Hall County authorities are on the lookout for two men who allegedly broke into a home, pistol-whipped one of the residents, forced a second resident to open a safe located inside the home, and stole an undisclosed amount of money. The suspects are depicted as middle-aged men. There may have been a third suspect that acted as a getaway driver.
If these suspects are caught, they will possibly be facing the following charges…
Let's analyze the reported act of the two men breaking into the home in Hall County.
“A person commits the offense of burglary in the first degree when, without authority and with the intent to commit a felony or theft therein, he or she enters or remains within an occupied, unoccupied, or vacant dwelling house of another or any building, vehicle, railroad car, watercraft, aircraft, or other such structure designed for use as the dwelling of another.” O.C.G.A. §16-7-1.
If a person enters into someone else's home without their consent or authority with the intent to commit a felony or a theft, then he is committing first degree burglary - much how the suspects allegedly broke into the Hall County residence with the intent to rob the home. There are some requirements to be convicted of first degree burglary. First, you have to enter into a dwelling house, building, vehicle, or other structure. This structure can be occupied or unoccupied. Second, you have to have the intent to commit a felony. Most people believe that the felony is limited to theft. However, you can be convicted of burglary if you had the intention of kidnapping, raping, or assaulting another person. You don't actually have to take anything to be convicted of first degree burglary. The difference between first degree and second degree burglary is that the structure has to be designed for use as the dwelling of another. In second degree burglary, it's the act of entering into any structure with the intent to commit a felony. Both degrees are considered felonies in Georgia. If you are found guilty of first degree burglary, you will receive a sentence of one to twenty years of imprisonment.
Now let's analyze how the two suspects allegedly pistol-whipped the victim.

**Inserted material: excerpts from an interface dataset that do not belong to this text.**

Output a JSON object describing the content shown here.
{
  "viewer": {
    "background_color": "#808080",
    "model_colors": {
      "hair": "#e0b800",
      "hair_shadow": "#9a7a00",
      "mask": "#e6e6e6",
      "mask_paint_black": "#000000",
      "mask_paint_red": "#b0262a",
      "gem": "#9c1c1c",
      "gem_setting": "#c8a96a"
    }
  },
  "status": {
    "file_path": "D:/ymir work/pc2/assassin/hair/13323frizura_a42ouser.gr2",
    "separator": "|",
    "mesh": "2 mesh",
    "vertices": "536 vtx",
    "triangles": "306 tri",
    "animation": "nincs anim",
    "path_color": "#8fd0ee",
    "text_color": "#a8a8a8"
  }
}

“A person commits the offense of aggravated battery when he or she maliciously causes bodily harm to another by depriving him or her of a member of his or her body, by rendering a member of his or her body useless, or by seriously disfiguring his or her body or a member thereof.” O.C.G.A. §16-5-24.
If someone strikes another with a weapon or a dangerous object, they are guilty of aggravated battery. However, the victim must have an injury that is relatively severe. A disfigurement as stated above in the statute does not have to be permanent, but it can't be merely visible or superficial. In this case, the facts that the suspects were reported as pistol-whipping the victim in the side of the head and that he suffered a laceration to his temple is sufficient. They used a weapon, and there was a disfigurement of the victim. If you are found guilty of aggravated battery, you will receive a sentence of one to twenty years of imprisonment. The aggravated battery charge can be a misdemeanor or a felony depending on the consideration of the judge. The judge will look at the evidence about the circumstances, the extent of the injuries received by the victim, the relationship between the victim and the suspect, and more. However, we should note that using a deadly weapon is generally considered as a felony.

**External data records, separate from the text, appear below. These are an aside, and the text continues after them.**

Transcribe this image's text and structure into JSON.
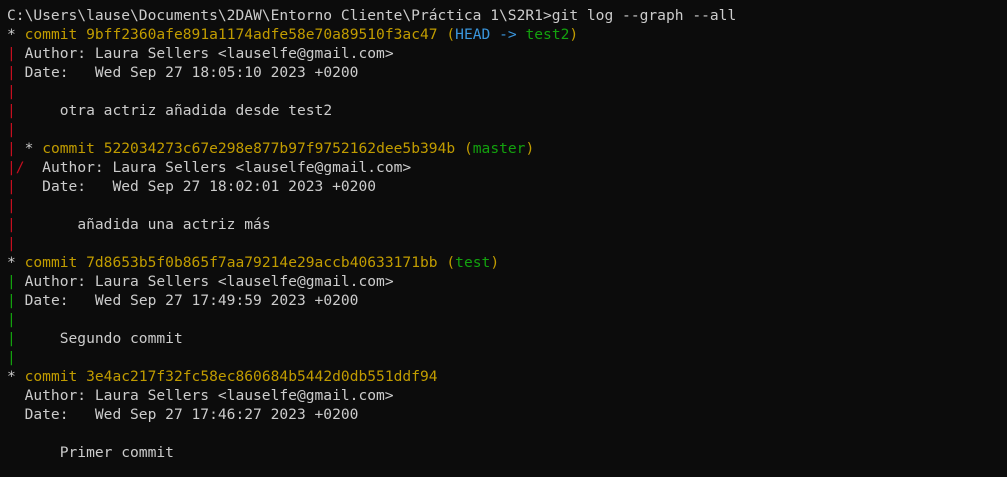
{
  "prompt": "C:\\Users\\lause\\Documents\\2DAW\\Entorno Cliente\\Práctica 1\\S2R1>",
  "command": "git log --graph --all",
  "graph": {
    "star": "*",
    "bar": "|",
    "slash": "/"
  },
  "commit_word": "commit",
  "commits": [
    {
      "hash": "9bff2360afe891a1174adfe58e70a89510f3ac47",
      "refs_open": "(",
      "head": "HEAD ->",
      "branch": "test2",
      "refs_close": ")",
      "author": "Author: Laura Sellers <lauselfe@gmail.com>",
      "date": "Date:   Wed Sep 27 18:05:10 2023 +0200",
      "message": "otra actriz añadida desde test2"
    },
    {
      "hash": "522034273c67e298e877b97f9752162dee5b394b",
      "refs_open": "(",
      "branch": "master",
      "refs_close": ")",
      "author": "Author: Laura Sellers <lauselfe@gmail.com>",
      "date": "Date:   Wed Sep 27 18:02:01 2023 +0200",
      "message": "añadida una actriz más"
    },
    {
      "hash": "7d8653b5f0b865f7aa79214e29accb40633171bb",
      "refs_open": "(",
      "branch": "test",
      "refs_close": ")",
      "author": "Author: Laura Sellers <lauselfe@gmail.com>",
      "date": "Date:   Wed Sep 27 17:49:59 2023 +0200",
      "message": "Segundo commit"
    },
    {
      "hash": "3e4ac217f32fc58ec860684b5442d0db551ddf94",
      "author": "Author: Laura Sellers <lauselfe@gmail.com>",
      "date": "Date:   Wed Sep 27 17:46:27 2023 +0200",
      "message": "Primer commit"
    }
  ],
  "colors": {
    "background": "#0c0c0c",
    "text": "#cccccc",
    "commit": "#c19c00",
    "head": "#3a96dd",
    "branch": "#13a10e",
    "graph_red": "#c50f1f",
    "graph_green": "#13a10e"
  }
}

And finally, let's analyze the reported theft.
“A person commits the offense of armed robbery when, with intent to commit theft, he or she takes property of another from the person or the immediate presence of another by use of an offensive weapon, or any replica, article, or device have the appearance of such weapon.” O.C.G.A. §16-8-41.
As reported, the two suspects not only robbed the house, but they allegedly used a pistol in the commission of the theft. An offense weapon includes any instrumentality or object that is “likely to produce death or great bodily injury depending on the manner and means of their use.” Eady v. State, 182 Ga. App. 293 (1987). If you are convicted of armed robbery in Georgia, you're looking at some serious consequences. Common penalties include life sentences, ten to twenty years imprisonment, and even the death penalty.
If the suspects are found and detained, and if the allegations are true, the two men will be facing very serious charges. It is important however, that even though someone is accused of a crime does not mean that he or she is guilty of that crime or that every allegation is even true. This is why hiring a top-rated Georgia Criminal Defense Lawyer is so crucial in a criminal case. Here, at Lawson and Berry, we explore all potential and viable defenses and ensure that a person who is accused of a crime is never assumed to be guilty.
If you or a loved one has been charged with a crime, contact a Georgia Criminal Defense Attorney today, so that we can get started on your case.